chippy@fire:~$ sudo flashrom -p buspirate_spi:dev=/dev/ttyUSB0 flashrom v1.2 on Linux 5.16.19-76051619-generic (x86_64) flashrom is free software, get the source code at https://flashrom.org Using clock_gettime for delay loops (clk_id: 1, resolution: 1ns). Found Winbond flash chip "W25Q128.V..M" (16384 kB, SPI) on buspirate_spi. No operations were specified.
Next step is writing the original dump of the firmware from the HP to this new chip with the following command.
sudo flashrom -w hp7.bin -p buspirate_spi:dev=/dev/ttyUSB0
This ended up hanging on the erase step and it never went any further.
flashrom was not able to write to the chip, or perhaps better stated was not able to erase the chip.
Not being able to write to the flash chip with the bus pirate and flashrom I decided to try my TL866II with a SOIC8 chip clip on the little boards we purchased.
Xgpro v11.90 software doesn’t have an entry for the chip on these external boards but appeared to work fine with another W25Q128 profile selected and

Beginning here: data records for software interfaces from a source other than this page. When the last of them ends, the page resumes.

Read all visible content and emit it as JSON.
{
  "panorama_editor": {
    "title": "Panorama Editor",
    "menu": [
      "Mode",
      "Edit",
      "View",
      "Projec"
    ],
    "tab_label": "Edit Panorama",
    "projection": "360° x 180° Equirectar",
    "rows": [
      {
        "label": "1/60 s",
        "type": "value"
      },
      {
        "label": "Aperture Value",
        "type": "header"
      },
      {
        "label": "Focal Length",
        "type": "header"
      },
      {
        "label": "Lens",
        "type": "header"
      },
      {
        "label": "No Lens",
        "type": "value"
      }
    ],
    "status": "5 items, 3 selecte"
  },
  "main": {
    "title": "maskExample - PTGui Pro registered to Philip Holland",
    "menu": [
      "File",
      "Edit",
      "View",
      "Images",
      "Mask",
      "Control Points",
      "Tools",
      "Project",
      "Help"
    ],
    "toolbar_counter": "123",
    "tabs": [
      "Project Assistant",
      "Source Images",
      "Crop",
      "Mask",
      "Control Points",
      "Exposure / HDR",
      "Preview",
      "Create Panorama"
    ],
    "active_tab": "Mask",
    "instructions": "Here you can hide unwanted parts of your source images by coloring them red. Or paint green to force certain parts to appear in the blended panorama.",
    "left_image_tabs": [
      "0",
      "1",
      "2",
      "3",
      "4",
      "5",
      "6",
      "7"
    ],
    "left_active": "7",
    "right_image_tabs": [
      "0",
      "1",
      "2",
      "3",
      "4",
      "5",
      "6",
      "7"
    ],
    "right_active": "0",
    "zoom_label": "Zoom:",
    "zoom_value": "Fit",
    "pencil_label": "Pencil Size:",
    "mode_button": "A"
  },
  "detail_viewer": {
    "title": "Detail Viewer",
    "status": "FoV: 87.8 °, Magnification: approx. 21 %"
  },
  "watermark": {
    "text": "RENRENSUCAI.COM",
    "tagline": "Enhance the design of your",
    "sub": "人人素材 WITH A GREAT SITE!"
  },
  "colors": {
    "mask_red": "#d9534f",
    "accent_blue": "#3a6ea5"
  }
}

Check ID turned off.
With this I was able to read, erase and write to the chips and finally was able to write a clean BIOS image to the external chip.
With the external flash chip wired to the ROM_RCVRY header I attempted to boot the machine.
Nothing happened, the machine continued to act just as if the CS jumper wasn’t installed which meant it wasn’t seeing the external chip.
Why didn’t it work? - Learning from failure
It was originally a long shot to try booting off an external BIOS chip. I suspect this didn’t work because the motherboard is actually using
QUAD Mode (which is an option on the SOIC16 chip) and not available on the SOIC8 version I have on the breakout boards or via the ROM_RCVRY header.
What I did learn from this attempt was that the bus pirate + flashrom seems to not be able to write to the W25Q128 (or any of the W25Qxx chips), this would explain why my original attempt to write to the chip on the motherboard failed.
Another thing I discovered while playing with the TL866II was that its possible to program a chip using the ICSP header on the programmer allowing it to program something in place.
Using the TL866II programmer + ICSP header to program the BIOS flash chip on HP motherboard - Attempt 3
As mentioned, it would appear from the previous attempt that either
flashrom or the bus pirate are not able to write to these
W25Qxx (tried both a 128Mbit and 64Mbit variants) flash chips.
Now that I know I can use the ICSP header to program these chips, I could maybe program the chip on the motherboard that way?
Writing to the BIOS chip
Using the TL866II programmer and the ICSP header I was able to program the BIOS chip in the machine. It requires the computer to have power but not be switched on and it appears turning on the
ICSP_VCC_Enable option might make a difference to getting a reliable write.
Next I took the
K01_0290.BIN image and wrote it to the chip, it required multiple attempts until it successfully verified.
After the successful programming of the chip, I re-enabled the BIOS chip by putting the CS jumper back and powered it up.
The machine booted on the first try. (Although it does appear that it doesn’t boot reliably with things plugged into the ROM_RCVRY header)
Obviously the machine has no serial no, model no etc but it boots into the BIOS which is a massive improvement.
Next Step - Patch the BIOS with the old details
Now that we can reliably write to the BIOS chip we need to get some of the original information back, in particular the MAC address, UUID of the machine, Serial No etc.
I started with a clean BIOS image
K01_0299.BIN then went through the original dumped BIOS image trying to find all the values I was looking for.
In the end I copied the following sections from the dumped BIOS to the new modified
0x001000 - 0x001095 0x01A000 - 0x01FFFF
Copied the following block from the original dump.
Booting the new BIOS
These patches got the MAC address set for the onboard adapter but unfortunately weren’t enough to get the rest of the details restored.
Once written and booted you can use CTRL+A in the BIOS to enable advanced mode (the BIOS is fully unlocked) and then go change all your details in the Security Id’s section under security
I got lucky and found all the additional information on official HP stickers on the outside of the machine so that I could add them all back into the configuration.